The new bank, which has been in business for only two years, is reportedly considering a bid to buy the British branch of the failed Silicon Valley Bank (SVB).
The Bank of London (TBOL), whose head of finance Gavin Hewitt previously worked at SVB UK, has appointed an investment bank to advise on the bid, according to Sky News.
SVB imploded after depositors, who were concerned about the financial health of the lender, rushed to withdraw their deposits.
The frenetic two-day run at the bank blindsided observers and spooked markets, wiping out more than $100 billion in market value for US banks.
The collapse could have a significant impact on tech start-ups, according to a warning from the Coalition for a Digital Economy (Coadec).
The non-profit Campaigning for Policies to Support Digital Start-ups announced overnight to the Bank of England that it would apply to put SVBUK into the bank insolvency process.
Dom Hallas, Coadec’s executive director, said: “It’s clear this could have a significant impact on the UK’s tech start-up ecosystem.
“In light of the concern and panic, we wanted to share an update on what we know and where we are. We know there are a large number of start-ups and investors in the ecosystem who have significant investment in SVBUK and are Will be very worried.
“We have been engaging with the UK Government including the Treasury and Number 10 about the potential impact and I know that policy options are being worked out overnight.”
Mr Halas said currently information is limited but Coadec will update in the coming days when it receives more information from the government.
According to the Treasury, Chancellor Jeremy Hunt has spoken to Bank of England Governor Andrew Bailey about minimizing disruption from the SVBUK failure.
Andrew Griffiths, the economic secretary to the Treasury, is due to hold a roundtable with representatives of affected firms to discuss their concerns.
SVBUK said it would be declared insolvent from Sunday evening. It is a subsidiary of Silicon Valley Bank (SVB) and was the first location opened outside the US.
The bankruptcy declaration came after SVB was placed under US government control on Friday.
The Bank of England said the firm would stop making payments and accepting deposits.
The move will allow depositors to be paid up to £85,000 from the Deposit Insurance Scheme.
A statement on the SVB website said: “We are announcing that following negotiations with the Prudential Regulatory Authority, there is an intention, barring the event of any intervention, to put Silicon Valley Bank UK Ltd into bankruptcy from Sunday evening .

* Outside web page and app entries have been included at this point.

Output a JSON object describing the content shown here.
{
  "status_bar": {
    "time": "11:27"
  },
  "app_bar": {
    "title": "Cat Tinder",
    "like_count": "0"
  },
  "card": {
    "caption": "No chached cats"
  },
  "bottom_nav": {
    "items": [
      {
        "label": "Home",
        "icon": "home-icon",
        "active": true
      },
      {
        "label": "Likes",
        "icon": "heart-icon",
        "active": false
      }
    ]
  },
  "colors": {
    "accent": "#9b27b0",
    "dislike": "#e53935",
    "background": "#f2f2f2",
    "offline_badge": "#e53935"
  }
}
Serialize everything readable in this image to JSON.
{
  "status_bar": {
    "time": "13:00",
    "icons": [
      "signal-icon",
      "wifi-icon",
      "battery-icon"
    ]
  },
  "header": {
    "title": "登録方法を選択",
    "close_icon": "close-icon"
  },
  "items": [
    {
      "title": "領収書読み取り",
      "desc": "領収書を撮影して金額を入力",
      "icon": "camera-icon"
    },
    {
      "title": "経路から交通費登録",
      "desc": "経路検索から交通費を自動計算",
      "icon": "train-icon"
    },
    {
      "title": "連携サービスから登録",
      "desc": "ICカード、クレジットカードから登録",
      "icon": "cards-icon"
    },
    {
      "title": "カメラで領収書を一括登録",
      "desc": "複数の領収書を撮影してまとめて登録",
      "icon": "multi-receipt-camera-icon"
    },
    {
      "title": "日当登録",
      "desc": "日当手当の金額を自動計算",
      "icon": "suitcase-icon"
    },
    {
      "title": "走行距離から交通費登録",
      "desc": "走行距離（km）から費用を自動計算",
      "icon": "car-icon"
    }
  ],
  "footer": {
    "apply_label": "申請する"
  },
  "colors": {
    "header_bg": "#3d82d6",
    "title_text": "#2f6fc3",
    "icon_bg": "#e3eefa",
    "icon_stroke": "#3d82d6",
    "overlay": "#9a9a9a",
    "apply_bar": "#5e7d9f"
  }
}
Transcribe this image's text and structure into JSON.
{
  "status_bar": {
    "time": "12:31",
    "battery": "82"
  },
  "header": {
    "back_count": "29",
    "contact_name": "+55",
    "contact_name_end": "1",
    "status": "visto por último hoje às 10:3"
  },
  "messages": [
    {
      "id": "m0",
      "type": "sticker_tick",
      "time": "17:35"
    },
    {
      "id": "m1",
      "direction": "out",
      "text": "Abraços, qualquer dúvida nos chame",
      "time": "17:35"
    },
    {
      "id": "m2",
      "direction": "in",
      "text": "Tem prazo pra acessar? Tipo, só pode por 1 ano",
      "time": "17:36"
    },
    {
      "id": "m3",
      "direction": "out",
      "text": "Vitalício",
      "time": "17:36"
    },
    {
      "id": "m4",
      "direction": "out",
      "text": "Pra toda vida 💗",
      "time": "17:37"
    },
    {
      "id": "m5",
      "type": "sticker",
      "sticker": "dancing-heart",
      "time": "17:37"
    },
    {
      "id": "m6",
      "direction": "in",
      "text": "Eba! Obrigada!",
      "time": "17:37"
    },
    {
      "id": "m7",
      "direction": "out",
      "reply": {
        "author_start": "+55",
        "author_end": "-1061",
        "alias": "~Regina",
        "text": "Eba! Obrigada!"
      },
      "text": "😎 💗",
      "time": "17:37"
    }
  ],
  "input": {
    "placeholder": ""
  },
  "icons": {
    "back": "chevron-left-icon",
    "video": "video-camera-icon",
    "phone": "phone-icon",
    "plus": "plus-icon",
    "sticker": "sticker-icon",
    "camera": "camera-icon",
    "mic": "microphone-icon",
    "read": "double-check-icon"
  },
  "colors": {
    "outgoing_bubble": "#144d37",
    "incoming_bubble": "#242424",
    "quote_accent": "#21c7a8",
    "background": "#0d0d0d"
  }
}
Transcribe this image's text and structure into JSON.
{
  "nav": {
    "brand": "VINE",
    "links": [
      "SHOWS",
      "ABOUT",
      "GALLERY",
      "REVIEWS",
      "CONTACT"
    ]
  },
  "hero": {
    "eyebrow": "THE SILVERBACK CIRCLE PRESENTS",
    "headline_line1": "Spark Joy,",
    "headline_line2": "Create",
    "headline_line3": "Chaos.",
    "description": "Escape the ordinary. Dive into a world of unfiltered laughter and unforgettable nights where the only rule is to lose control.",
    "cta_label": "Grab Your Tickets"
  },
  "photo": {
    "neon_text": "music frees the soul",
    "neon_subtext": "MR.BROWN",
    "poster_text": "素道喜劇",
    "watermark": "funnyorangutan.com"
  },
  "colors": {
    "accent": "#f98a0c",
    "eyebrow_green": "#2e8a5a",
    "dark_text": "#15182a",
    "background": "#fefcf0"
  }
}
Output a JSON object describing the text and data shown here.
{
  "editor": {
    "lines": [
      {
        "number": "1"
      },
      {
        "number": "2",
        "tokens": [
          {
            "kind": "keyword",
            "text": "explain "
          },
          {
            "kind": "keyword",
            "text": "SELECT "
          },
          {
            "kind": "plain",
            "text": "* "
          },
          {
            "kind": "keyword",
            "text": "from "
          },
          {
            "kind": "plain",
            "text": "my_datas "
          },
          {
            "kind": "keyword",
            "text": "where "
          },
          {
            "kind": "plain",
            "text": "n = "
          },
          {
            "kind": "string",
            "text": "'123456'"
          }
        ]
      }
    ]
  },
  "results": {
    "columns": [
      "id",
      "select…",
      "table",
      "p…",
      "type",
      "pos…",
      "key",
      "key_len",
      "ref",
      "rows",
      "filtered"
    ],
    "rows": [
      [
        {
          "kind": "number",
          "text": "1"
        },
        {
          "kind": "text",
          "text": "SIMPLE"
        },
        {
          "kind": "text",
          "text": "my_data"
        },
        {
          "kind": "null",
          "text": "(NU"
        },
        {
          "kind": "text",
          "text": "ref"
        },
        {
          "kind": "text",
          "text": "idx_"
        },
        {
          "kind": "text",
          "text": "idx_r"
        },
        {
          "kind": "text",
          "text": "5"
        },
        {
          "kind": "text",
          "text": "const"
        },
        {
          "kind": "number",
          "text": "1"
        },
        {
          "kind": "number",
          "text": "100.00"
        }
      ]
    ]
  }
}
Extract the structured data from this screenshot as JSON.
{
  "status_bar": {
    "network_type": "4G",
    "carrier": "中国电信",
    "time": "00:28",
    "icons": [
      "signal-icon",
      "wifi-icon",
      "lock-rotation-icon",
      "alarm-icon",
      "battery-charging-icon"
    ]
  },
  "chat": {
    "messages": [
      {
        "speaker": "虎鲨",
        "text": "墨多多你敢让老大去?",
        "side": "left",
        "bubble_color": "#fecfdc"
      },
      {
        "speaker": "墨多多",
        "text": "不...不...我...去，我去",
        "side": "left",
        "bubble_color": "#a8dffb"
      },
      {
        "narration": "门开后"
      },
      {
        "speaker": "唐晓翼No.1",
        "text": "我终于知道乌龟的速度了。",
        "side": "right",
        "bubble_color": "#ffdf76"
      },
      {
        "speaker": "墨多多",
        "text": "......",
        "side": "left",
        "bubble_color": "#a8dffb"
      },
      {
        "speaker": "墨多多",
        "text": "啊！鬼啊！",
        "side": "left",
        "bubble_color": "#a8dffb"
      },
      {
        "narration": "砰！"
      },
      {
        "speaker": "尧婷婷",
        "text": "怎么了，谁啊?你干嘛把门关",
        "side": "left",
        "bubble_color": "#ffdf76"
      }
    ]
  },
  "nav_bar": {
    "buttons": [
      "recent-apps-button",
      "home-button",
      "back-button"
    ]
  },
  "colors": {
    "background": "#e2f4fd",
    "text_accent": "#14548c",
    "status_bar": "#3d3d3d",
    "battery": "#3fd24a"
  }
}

“We are determined to serve on behalf of our customers and our employees are proud to be associated with you.
“If customers have any questions please contact us and we will do our best to answer any and all questions you may have.”
The Bank of England statement said: “The Bank of England, in the absence of any meaningful information, intends to apply to the Court of Justice to place Silicon Valley Bank UK Limited (‘SVBUK’) in the bank insolvency process.
“A bank insolvency process would mean that eligible depositors are paid by the FSCS up to the protected limit of £85,000, or £170,000 for joint accounts, as soon as possible.
“The other assets and liabilities of SVBUK will be managed by the bank liquidator in bankruptcy and the recovery will be distributed to its creditors.
“SVBUK has a limited presence in the UK and no significant functions supporting the financial system.
“In the interim, the firm will stop making payments or accepting deposits.”
Credit: www.standard.co.uk /